Per Forbes magazine, female voices in country music make up only 1 out of 10 plays on Top 40 country radio stations. In a new artist can’t get played, she can't get gigs or bookings, and thus, can't sell tickets or attract an audience. Jennifer Nettles condemns the “toxic environment” that has been built on gender bias in her industry for creating an unending “vicious cycle.” Saving Country Music conducted a 2018 survey that revealed that female artists only make up 7.5% of an entire full-day broadcast on the majority of mainstream country radio.

No wonder the climb to the top is so hard. Jennifer Nettles is known for her song “I Can Do Hard Things,” and she has strong support in this battle, from sisters, and brothers, too.

Sadly, statistics can feed off of bad habits. Radio station program directors often hold to “policies,” such as “We don't play two women back-to-back.” Old-fashioned rumors have plagued female artists, harkening back to “You can't take women on the road-- they're so competitive.” In contrast, Jennifer Nettles notes that “we take each other out all the time,” truly proving a sisterhood in song.

Nettles also speaks up for the many male artists in country music who probably share the bill with mega-talented women. She urges more of her male counterparts to follow the example of The 1975 in pop music, who have declared that they will no longer play festivals without gender equality represented on the bill.

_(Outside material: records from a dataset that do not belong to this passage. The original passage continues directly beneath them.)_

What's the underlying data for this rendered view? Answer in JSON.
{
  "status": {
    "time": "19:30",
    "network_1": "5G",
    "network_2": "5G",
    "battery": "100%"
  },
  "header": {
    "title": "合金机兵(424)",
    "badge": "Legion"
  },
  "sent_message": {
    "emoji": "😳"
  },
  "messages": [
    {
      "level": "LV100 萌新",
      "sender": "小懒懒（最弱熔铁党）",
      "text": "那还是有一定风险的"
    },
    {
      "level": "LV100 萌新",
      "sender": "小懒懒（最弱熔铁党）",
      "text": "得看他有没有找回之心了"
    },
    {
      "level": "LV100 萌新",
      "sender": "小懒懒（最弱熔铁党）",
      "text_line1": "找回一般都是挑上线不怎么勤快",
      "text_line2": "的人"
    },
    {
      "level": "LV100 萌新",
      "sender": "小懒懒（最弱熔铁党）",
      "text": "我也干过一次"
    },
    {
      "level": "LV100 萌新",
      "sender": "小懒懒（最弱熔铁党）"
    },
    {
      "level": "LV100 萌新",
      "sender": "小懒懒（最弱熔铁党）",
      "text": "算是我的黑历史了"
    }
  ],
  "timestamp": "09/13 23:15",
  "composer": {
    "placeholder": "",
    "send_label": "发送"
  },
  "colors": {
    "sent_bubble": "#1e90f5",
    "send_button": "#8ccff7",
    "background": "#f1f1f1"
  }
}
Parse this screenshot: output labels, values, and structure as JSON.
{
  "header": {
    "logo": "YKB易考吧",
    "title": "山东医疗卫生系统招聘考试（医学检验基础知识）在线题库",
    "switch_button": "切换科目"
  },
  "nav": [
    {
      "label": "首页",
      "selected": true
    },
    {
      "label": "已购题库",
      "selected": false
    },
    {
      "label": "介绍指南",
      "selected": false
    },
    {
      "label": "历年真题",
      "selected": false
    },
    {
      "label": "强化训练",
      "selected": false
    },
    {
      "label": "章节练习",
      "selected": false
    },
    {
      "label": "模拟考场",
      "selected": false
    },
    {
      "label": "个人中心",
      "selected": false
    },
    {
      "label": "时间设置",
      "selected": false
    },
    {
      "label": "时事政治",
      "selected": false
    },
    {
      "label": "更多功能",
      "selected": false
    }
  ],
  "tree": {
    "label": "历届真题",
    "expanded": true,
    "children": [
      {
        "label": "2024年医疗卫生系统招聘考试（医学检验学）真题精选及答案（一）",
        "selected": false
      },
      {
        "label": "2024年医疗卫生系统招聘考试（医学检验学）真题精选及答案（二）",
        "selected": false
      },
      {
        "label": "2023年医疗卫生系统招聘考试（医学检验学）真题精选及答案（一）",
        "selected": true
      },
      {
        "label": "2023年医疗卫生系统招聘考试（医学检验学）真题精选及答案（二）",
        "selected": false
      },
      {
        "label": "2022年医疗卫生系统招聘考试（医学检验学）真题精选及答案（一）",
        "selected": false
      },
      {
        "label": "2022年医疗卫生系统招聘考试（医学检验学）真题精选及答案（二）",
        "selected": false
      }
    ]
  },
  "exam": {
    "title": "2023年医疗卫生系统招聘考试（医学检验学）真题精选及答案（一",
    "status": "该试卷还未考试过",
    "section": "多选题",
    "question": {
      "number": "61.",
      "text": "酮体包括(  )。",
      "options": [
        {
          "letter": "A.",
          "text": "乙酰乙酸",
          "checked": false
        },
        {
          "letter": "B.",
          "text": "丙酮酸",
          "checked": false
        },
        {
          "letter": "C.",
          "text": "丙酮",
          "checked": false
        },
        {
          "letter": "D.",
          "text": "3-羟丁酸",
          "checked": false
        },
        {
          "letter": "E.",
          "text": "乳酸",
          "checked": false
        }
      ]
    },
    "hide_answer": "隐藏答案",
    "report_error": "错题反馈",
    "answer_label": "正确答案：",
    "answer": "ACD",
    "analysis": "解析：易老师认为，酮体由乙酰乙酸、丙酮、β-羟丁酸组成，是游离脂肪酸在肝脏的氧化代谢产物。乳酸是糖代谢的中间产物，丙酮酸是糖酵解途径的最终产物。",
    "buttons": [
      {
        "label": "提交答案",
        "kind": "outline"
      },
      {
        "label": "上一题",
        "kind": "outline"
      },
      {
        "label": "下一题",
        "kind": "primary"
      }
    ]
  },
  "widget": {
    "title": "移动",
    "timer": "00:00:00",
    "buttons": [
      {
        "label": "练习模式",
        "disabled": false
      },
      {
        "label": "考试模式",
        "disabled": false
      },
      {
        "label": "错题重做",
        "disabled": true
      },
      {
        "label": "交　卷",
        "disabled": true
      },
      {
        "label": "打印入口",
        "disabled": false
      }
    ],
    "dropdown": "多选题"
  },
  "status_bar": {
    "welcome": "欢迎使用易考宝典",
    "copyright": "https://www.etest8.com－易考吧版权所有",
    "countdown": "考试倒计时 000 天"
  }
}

Program directors have been major sources of pushback in gaining “equal play” for female artists. Even after decades of acclaim in her industry, Jennifer Nettles knows “only two” female program directors. The old-school thoughts that “women don't want to hear women” don't hold true. Kacey Musgraves struck gold with “Golden Hour” struck critical and public gold from every gender with truthful and timeless songs that touch souls. Musgraves doesn't mince words when it comes to personal truths, either.

Fans can open purse strings and make playlists, says Jennifer Nettles

Those who cherish country music can remember the time when no one could move a radio dial without hearing Loretta Lynn, Dolly Parton, or Tammy Wynette.

Jennifer Nettles had the privilege of portraying Dolly Parton’s mother in the TV-telling of “Coat of Many Colors” and she adds Linda Ronstadt, Rita Coolidge, and Juice Newton among her songstress “sheroes.”

“If you can't see it, you can't be it,” she reminds and the same goes for hearing that unique “it” that only country female artists can deliver. When a “Today” audience member asked what an average country music fan can do to support female artists, Nettles not only encouraged buying tickets to shows but also creating whole playlists of female talents.

Jennifer stressed that modern music streaming tabulates the songs that are pulled to create playlists, and those most preferred will ultimately get preference for radio play and artist promotion.

She elaborated on how numbers and algorithms are currently used to select “perfect” candidates for everything from home loans to new jobs, instead of one-on-one connections.

Rolling Stone reports on March 6 that Jennifer Nettles was among the A-listers at the Women Shaping the Future event in New York City on March 4. She shared a day-long music industry platform with numerous other performers from across the globe, highlighted by conversation and performances.

Jennifer Nettles has never made music based on a statistic. Her songs and soaring voice speak straight to the heart, and her words for equality are destined to make a difference. Hopefully, the important change will come far sooner than 99 years.